What is the number of lines below that contain the string "glasses"? Give it and nothing else.
■ ■ ■ ■
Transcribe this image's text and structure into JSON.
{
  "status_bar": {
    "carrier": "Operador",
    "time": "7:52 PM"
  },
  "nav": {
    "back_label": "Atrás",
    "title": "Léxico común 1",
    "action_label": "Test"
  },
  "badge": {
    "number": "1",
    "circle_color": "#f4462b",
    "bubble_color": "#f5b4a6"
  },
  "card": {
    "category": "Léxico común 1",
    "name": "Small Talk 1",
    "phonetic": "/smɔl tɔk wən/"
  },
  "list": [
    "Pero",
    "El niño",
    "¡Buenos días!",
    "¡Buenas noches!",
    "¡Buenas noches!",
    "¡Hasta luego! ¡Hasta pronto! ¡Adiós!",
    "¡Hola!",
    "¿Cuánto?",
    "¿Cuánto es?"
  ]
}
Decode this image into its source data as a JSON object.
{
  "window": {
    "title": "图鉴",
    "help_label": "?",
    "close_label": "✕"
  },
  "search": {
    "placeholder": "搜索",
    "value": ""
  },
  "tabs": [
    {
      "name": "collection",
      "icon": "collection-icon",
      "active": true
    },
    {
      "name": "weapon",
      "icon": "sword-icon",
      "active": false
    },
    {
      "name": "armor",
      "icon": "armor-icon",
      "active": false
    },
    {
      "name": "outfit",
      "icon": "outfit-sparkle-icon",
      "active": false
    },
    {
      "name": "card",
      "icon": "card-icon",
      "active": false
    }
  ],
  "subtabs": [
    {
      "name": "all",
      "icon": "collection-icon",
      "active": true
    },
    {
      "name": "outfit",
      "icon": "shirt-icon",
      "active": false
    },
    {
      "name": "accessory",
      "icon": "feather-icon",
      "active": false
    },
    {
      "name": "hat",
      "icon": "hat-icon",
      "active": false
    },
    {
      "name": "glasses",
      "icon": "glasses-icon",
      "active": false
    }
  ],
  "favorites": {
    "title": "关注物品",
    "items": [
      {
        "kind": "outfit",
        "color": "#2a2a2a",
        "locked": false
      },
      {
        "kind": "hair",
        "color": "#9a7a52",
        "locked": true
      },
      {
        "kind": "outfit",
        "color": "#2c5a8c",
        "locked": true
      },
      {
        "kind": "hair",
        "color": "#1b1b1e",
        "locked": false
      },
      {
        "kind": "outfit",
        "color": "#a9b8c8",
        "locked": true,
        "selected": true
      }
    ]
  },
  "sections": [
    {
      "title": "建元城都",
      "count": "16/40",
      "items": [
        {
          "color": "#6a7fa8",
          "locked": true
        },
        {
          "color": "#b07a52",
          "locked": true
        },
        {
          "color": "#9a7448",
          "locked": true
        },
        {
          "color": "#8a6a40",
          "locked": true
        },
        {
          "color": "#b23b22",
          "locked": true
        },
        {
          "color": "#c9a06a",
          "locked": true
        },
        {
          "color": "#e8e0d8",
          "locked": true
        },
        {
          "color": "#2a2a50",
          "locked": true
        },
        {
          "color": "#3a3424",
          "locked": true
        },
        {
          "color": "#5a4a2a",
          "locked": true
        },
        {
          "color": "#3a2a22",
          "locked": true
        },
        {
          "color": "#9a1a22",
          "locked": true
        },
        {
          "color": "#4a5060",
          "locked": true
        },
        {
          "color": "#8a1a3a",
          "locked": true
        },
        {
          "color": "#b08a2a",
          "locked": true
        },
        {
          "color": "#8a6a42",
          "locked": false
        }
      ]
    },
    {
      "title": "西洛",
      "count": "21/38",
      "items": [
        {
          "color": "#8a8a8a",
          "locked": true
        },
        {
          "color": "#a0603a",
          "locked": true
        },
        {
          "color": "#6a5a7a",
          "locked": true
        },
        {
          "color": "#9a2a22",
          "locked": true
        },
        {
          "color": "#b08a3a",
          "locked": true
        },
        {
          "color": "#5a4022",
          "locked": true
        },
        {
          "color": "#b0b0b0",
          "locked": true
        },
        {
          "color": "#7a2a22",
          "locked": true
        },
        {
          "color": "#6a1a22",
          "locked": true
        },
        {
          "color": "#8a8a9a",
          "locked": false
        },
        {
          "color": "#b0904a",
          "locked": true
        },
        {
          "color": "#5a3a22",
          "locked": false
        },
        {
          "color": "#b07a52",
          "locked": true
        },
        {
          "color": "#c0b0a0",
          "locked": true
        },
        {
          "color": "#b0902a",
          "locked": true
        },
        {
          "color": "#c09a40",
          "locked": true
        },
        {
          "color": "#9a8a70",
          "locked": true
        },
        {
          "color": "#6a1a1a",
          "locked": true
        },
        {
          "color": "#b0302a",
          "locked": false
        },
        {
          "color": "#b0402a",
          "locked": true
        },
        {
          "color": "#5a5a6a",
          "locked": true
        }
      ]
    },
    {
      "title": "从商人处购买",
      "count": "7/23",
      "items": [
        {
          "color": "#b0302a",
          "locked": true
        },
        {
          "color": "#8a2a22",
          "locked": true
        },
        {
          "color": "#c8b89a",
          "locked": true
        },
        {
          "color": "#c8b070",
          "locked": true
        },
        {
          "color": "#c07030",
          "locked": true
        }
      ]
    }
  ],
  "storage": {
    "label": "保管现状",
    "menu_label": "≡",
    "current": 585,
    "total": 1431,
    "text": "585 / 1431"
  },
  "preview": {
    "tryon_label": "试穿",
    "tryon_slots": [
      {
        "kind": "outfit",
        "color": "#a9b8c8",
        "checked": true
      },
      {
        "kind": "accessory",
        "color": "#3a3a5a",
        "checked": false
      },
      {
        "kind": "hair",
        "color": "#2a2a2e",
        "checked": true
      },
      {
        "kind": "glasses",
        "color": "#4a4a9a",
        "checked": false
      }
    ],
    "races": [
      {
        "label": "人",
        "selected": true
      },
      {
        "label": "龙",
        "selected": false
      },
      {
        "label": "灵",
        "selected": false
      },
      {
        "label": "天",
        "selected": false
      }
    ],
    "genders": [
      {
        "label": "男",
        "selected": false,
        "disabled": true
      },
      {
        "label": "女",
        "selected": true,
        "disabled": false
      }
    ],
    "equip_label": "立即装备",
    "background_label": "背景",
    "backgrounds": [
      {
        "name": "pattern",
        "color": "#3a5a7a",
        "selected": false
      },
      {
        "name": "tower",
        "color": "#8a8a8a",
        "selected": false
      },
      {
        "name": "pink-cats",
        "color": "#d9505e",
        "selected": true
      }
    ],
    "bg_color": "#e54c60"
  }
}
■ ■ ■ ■
### Final answer:
3